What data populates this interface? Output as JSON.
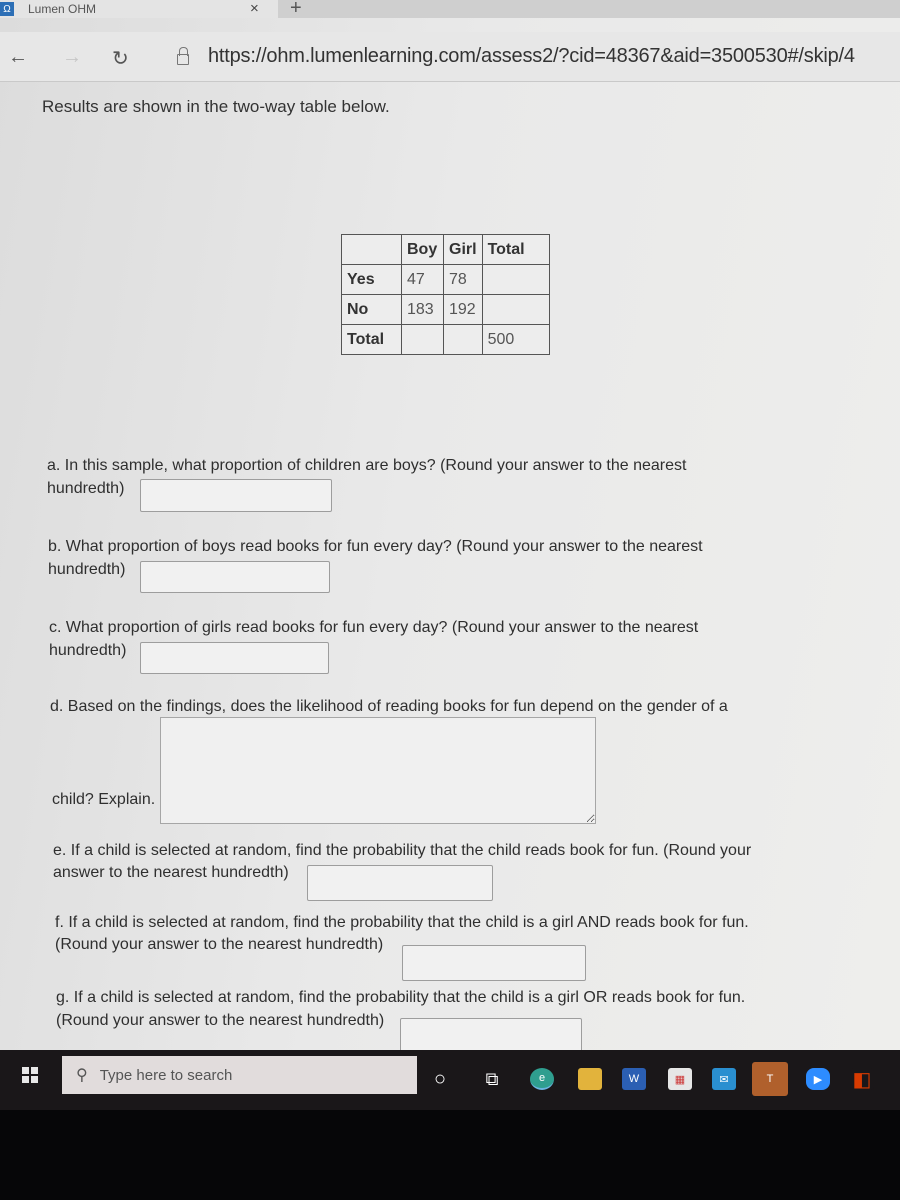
{
  "browser": {
    "tab_title": "Lumen OHM",
    "favicon": "Ω",
    "close_glyph": "×",
    "new_tab_glyph": "+",
    "back_glyph": "←",
    "forward_glyph": "→",
    "reload_glyph": "↻",
    "url": "https://ohm.lumenlearning.com/assess2/?cid=48367&aid=3500530#/skip/4"
  },
  "page": {
    "intro": "Results are shown in the two-way table below.",
    "table": {
      "headers": [
        "",
        "Boy",
        "Girl",
        "Total"
      ],
      "rows": [
        [
          "Yes",
          "47",
          "78",
          ""
        ],
        [
          "No",
          "183",
          "192",
          ""
        ],
        [
          "Total",
          "",
          "",
          "500"
        ]
      ]
    },
    "questions": [
      {
        "id": "a",
        "line1": "a. In this sample, what proportion of children are boys? (Round your answer to the nearest",
        "line2": "hundredth)",
        "value": ""
      },
      {
        "id": "b",
        "line1": "b. What proportion of boys read books for fun every day? (Round your answer to the nearest",
        "line2": "hundredth)",
        "value": ""
      },
      {
        "id": "c",
        "line1": "c. What proportion of girls read books for fun every day? (Round your answer to the nearest",
        "line2": "hundredth)",
        "value": ""
      },
      {
        "id": "d",
        "line1": "d. Based on the findings, does the likelihood of reading books for fun depend on the gender of a",
        "line2": "child? Explain.",
        "value": ""
      },
      {
        "id": "e",
        "line1": "e. If a child is selected at random, find the probability that the child reads book for fun. (Round your",
        "line2": "answer to the nearest hundredth)",
        "value": ""
      },
      {
        "id": "f",
        "line1": "f. If a child is selected at random, find the probability that the child is a girl AND reads book for fun.",
        "line2": "(Round your answer to the nearest hundredth)",
        "value": ""
      },
      {
        "id": "g",
        "line1": "g. If a child is selected at random, find the probability that the child is a girl OR reads book for fun.",
        "line2": "(Round your answer to the nearest hundredth)",
        "value": ""
      }
    ]
  },
  "taskbar": {
    "search_placeholder": "Type here to search",
    "search_glyph": "⚲",
    "apps": [
      {
        "name": "cortana",
        "glyph": "○",
        "color": "#1a1719"
      },
      {
        "name": "task-view",
        "glyph": "⧉",
        "color": "#1a1719"
      },
      {
        "name": "edge",
        "glyph": "e",
        "color": "#2f9e8f"
      },
      {
        "name": "file-explorer",
        "glyph": "",
        "color": "#e2b33c"
      },
      {
        "name": "word",
        "glyph": "W",
        "color": "#2b5fb3"
      },
      {
        "name": "store",
        "glyph": "▦",
        "color": "#e6e6e6"
      },
      {
        "name": "mail",
        "glyph": "✉",
        "color": "#2a8fd0"
      },
      {
        "name": "teams",
        "glyph": "T",
        "color": "#5059c9"
      },
      {
        "name": "zoom",
        "glyph": "▶",
        "color": "#2d8cff"
      },
      {
        "name": "office",
        "glyph": "◧",
        "color": "#d83b01"
      }
    ]
  }
}
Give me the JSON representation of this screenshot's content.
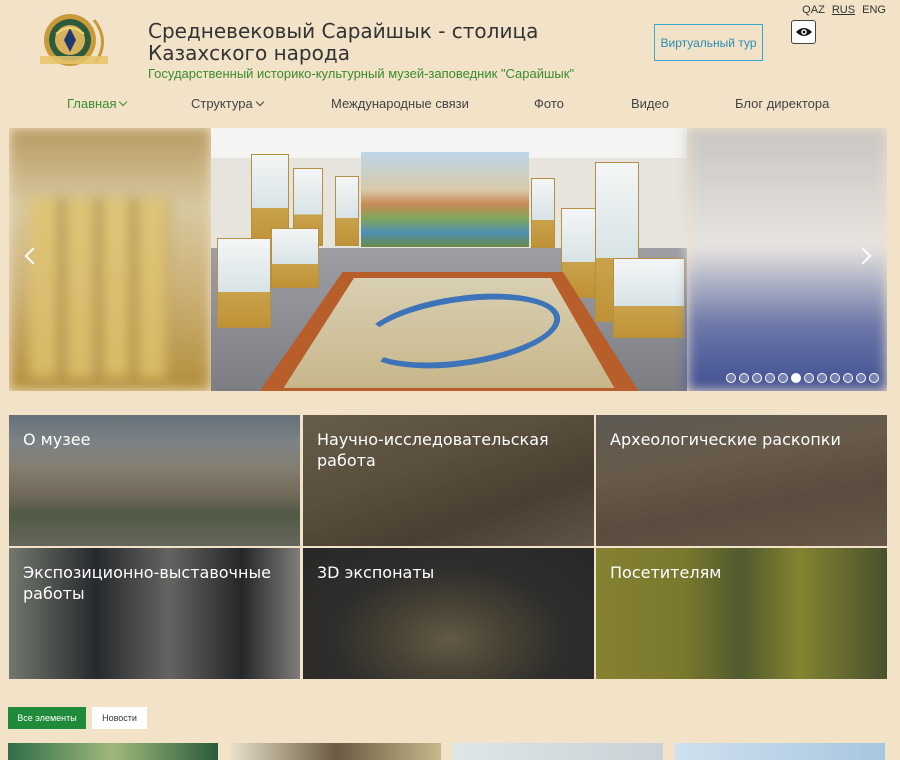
{
  "header": {
    "title": "Средневековый Сарайшык - столица Казахского народа",
    "subtitle": "Государственный историко-культурный музей-заповедник \"Сарайшык\"",
    "tour_button": "Виртуальный тур",
    "languages": [
      "QAZ",
      "RUS",
      "ENG"
    ],
    "active_language": "RUS"
  },
  "nav": {
    "items": [
      {
        "label": "Главная",
        "dropdown": true,
        "active": true
      },
      {
        "label": "Структура",
        "dropdown": true,
        "active": false
      },
      {
        "label": "Международные связи",
        "dropdown": false,
        "active": false
      },
      {
        "label": "Фото",
        "dropdown": false,
        "active": false
      },
      {
        "label": "Видео",
        "dropdown": false,
        "active": false
      },
      {
        "label": "Блог директора",
        "dropdown": false,
        "active": false
      }
    ]
  },
  "slider": {
    "slide_count": 12,
    "active_slide": 5
  },
  "tiles": [
    {
      "label": "О музее"
    },
    {
      "label": "Научно-исследовательская работа"
    },
    {
      "label": "Археологические раскопки"
    },
    {
      "label": "Экспозиционно-выставочные работы"
    },
    {
      "label": "3D экспонаты"
    },
    {
      "label": "Посетителям"
    }
  ],
  "filters": {
    "all": "Все элементы",
    "news": "Новости"
  },
  "colors": {
    "background": "#f1e2c8",
    "accent_green": "#3c8c2e",
    "button_green": "#1f8a3a",
    "tour_blue": "#39a7c9"
  },
  "icons": {
    "eye": "eye-icon",
    "logo": "museum-emblem-logo"
  }
}
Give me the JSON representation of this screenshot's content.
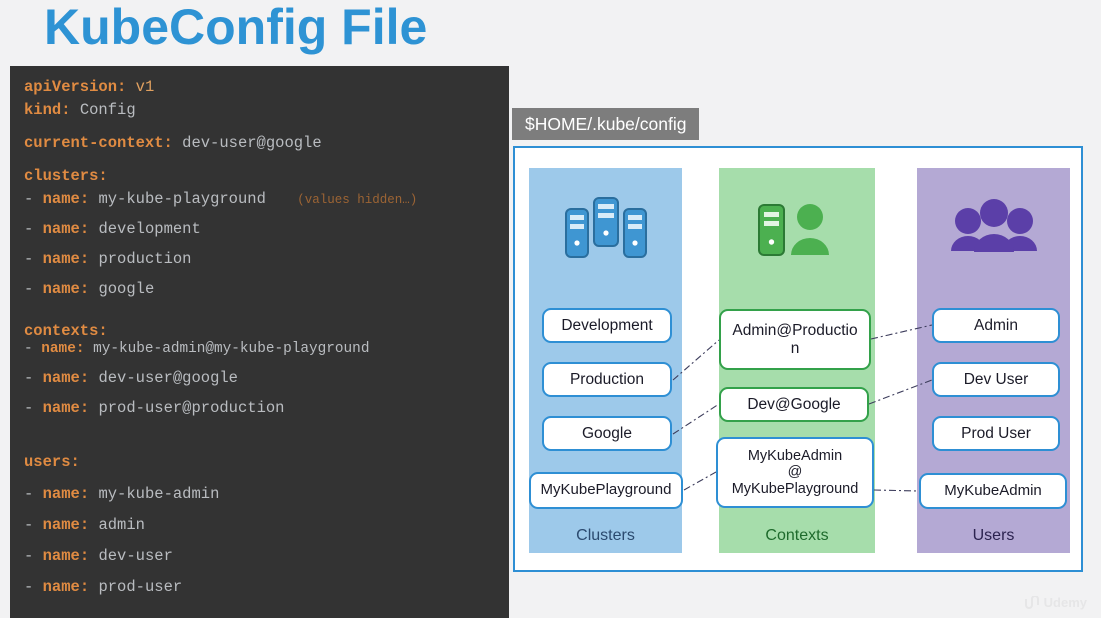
{
  "slide": {
    "title": "KubeConfig File",
    "background_color": "#f2f2f3",
    "title_color": "#2e93d4"
  },
  "code_panel": {
    "background_color": "#333333",
    "key_color": "#e08b42",
    "value_color": "#b9bcc0",
    "note_color": "#9c6434",
    "lines": [
      {
        "key": "apiVersion:",
        "value": "v1"
      },
      {
        "key": "kind:",
        "value": "Config"
      },
      {
        "key": "current-context:",
        "value": "dev-user@google"
      },
      {
        "key": "clusters:",
        "value": ""
      },
      {
        "dash": "-",
        "key": "name:",
        "value": "my-kube-playground",
        "note": "(values hidden…)"
      },
      {
        "dash": "-",
        "key": "name:",
        "value": "development"
      },
      {
        "dash": "-",
        "key": "name:",
        "value": "production"
      },
      {
        "dash": "-",
        "key": "name:",
        "value": "google"
      },
      {
        "key": "contexts:",
        "value": ""
      },
      {
        "dash": "-",
        "key": "name:",
        "value": "my-kube-admin@my-kube-playground"
      },
      {
        "dash": "-",
        "key": "name:",
        "value": "dev-user@google"
      },
      {
        "dash": "-",
        "key": "name:",
        "value": "prod-user@production"
      },
      {
        "key": "users:",
        "value": ""
      },
      {
        "dash": "-",
        "key": "name:",
        "value": "my-kube-admin"
      },
      {
        "dash": "-",
        "key": "name:",
        "value": "admin"
      },
      {
        "dash": "-",
        "key": "name:",
        "value": "dev-user"
      },
      {
        "dash": "-",
        "key": "name:",
        "value": "prod-user"
      }
    ],
    "text": {
      "l0_key": "apiVersion:",
      "l0_val": "v1",
      "l1_key": "kind:",
      "l1_val": "Config",
      "l2_key": "current-context:",
      "l2_val": "dev-user@google",
      "l3_key": "clusters:",
      "l4_key": "name:",
      "l4_val": "my-kube-playground",
      "l4_note": "(values hidden…)",
      "l5_key": "name:",
      "l5_val": "development",
      "l6_key": "name:",
      "l6_val": "production",
      "l7_key": "name:",
      "l7_val": "google",
      "l8_key": "contexts:",
      "l9_key": "name:",
      "l9_val": "my-kube-admin@my-kube-playground",
      "l10_key": "name:",
      "l10_val": "dev-user@google",
      "l11_key": "name:",
      "l11_val": "prod-user@production",
      "l12_key": "users:",
      "l13_key": "name:",
      "l13_val": "my-kube-admin",
      "l14_key": "name:",
      "l14_val": "admin",
      "l15_key": "name:",
      "l15_val": "dev-user",
      "l16_key": "name:",
      "l16_val": "prod-user",
      "dash": "-"
    }
  },
  "diagram": {
    "file_path_badge": "$HOME/.kube/config",
    "badge_color": "#7d7d7d",
    "frame_border_color": "#2e8fd4",
    "columns": {
      "clusters": {
        "label": "Clusters",
        "fill_color": "#9dc9ea",
        "icon": "servers-icon",
        "nodes": [
          "Development",
          "Production",
          "Google",
          "MyKubePlayground"
        ]
      },
      "contexts": {
        "label": "Contexts",
        "fill_color": "#a6ddab",
        "icon": "server-user-icon",
        "nodes": [
          "Admin@Production",
          "Dev@Google",
          "MyKubeAdmin@MyKubePlayground"
        ]
      },
      "users": {
        "label": "Users",
        "fill_color": "#b4a9d4",
        "icon": "users-group-icon",
        "nodes": [
          "Admin",
          "Dev User",
          "Prod User",
          "MyKubeAdmin"
        ]
      }
    },
    "nodes": {
      "development": "Development",
      "production": "Production",
      "google": "Google",
      "mykubeplayground": "MyKubePlayground",
      "admin_production_line1": "Admin@Productio",
      "admin_production_line2": "n",
      "dev_google": "Dev@Google",
      "mykubeadmin_ctx_line1": "MyKubeAdmin",
      "mykubeadmin_ctx_line2": "@",
      "mykubeadmin_ctx_line3": "MyKubePlayground",
      "admin": "Admin",
      "dev_user": "Dev User",
      "prod_user": "Prod User",
      "mykubeadmin_user": "MyKubeAdmin"
    }
  },
  "watermark": {
    "text": "Udemy"
  }
}
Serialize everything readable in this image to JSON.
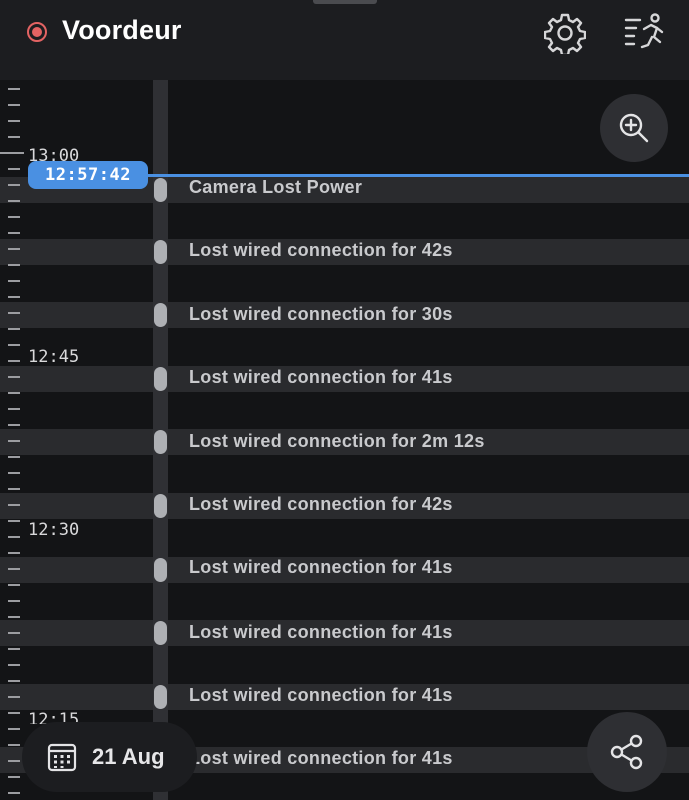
{
  "header": {
    "title": "Voordeur",
    "status_color": "#e36363",
    "settings_icon": "gear-icon",
    "activity_icon": "running-person-icon"
  },
  "timeline": {
    "current_time": "12:57:42",
    "accent_color": "#4a90e2",
    "time_labels": [
      "13:00",
      "12:45",
      "12:30",
      "12:15"
    ],
    "events": [
      {
        "label": "Camera Lost Power"
      },
      {
        "label": "Lost wired connection for 42s"
      },
      {
        "label": "Lost wired connection for 30s"
      },
      {
        "label": "Lost wired connection for 41s"
      },
      {
        "label": "Lost wired connection for 2m 12s"
      },
      {
        "label": "Lost wired connection for 42s"
      },
      {
        "label": "Lost wired connection for 41s"
      },
      {
        "label": "Lost wired connection for 41s"
      },
      {
        "label": "Lost wired connection for 41s"
      },
      {
        "label": "Lost wired connection for 41s"
      }
    ]
  },
  "controls": {
    "date_label": "21 Aug",
    "zoom_icon": "zoom-in-icon",
    "share_icon": "share-icon",
    "calendar_icon": "calendar-icon"
  }
}
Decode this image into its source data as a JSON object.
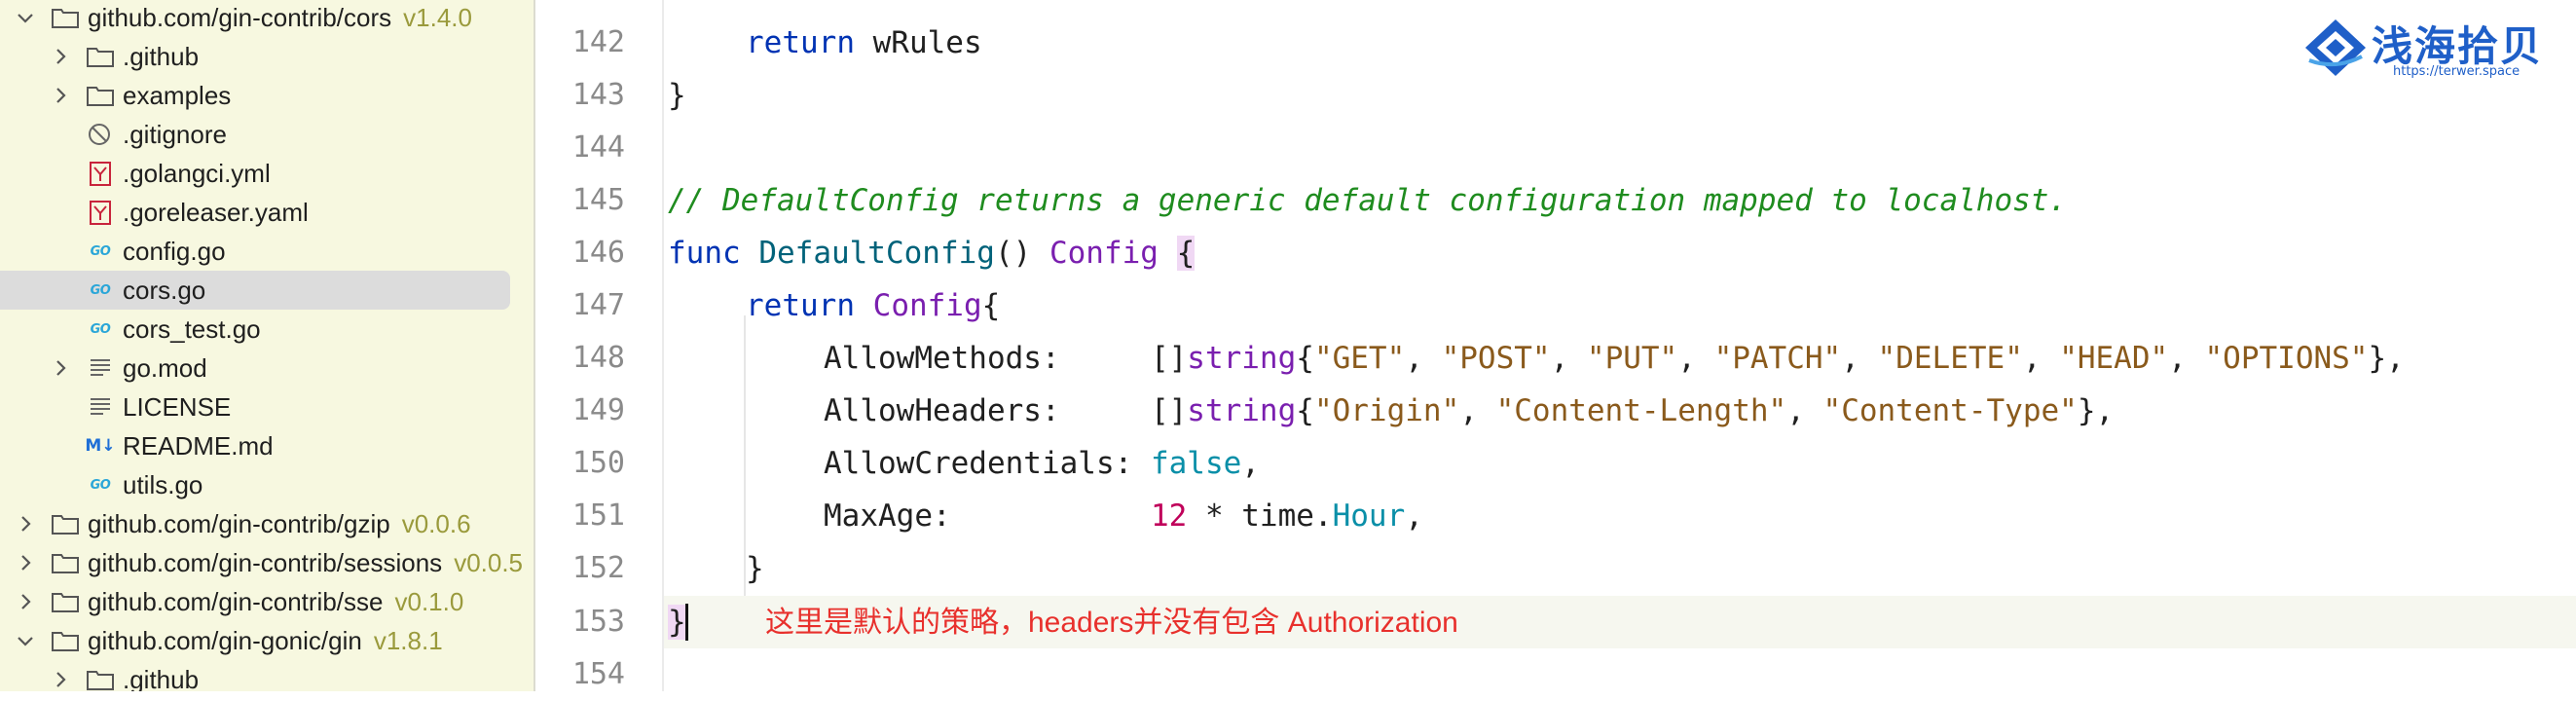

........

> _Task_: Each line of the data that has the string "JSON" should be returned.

> _Written solution_:
What data populates this interface? Output as JSON.
Give me the JSON representation of this screenshot's content.
Give me the JSON representation of this screenshot's content.
Serialize everything readable in this image to JSON.
Decode this image into its source data as a JSON object.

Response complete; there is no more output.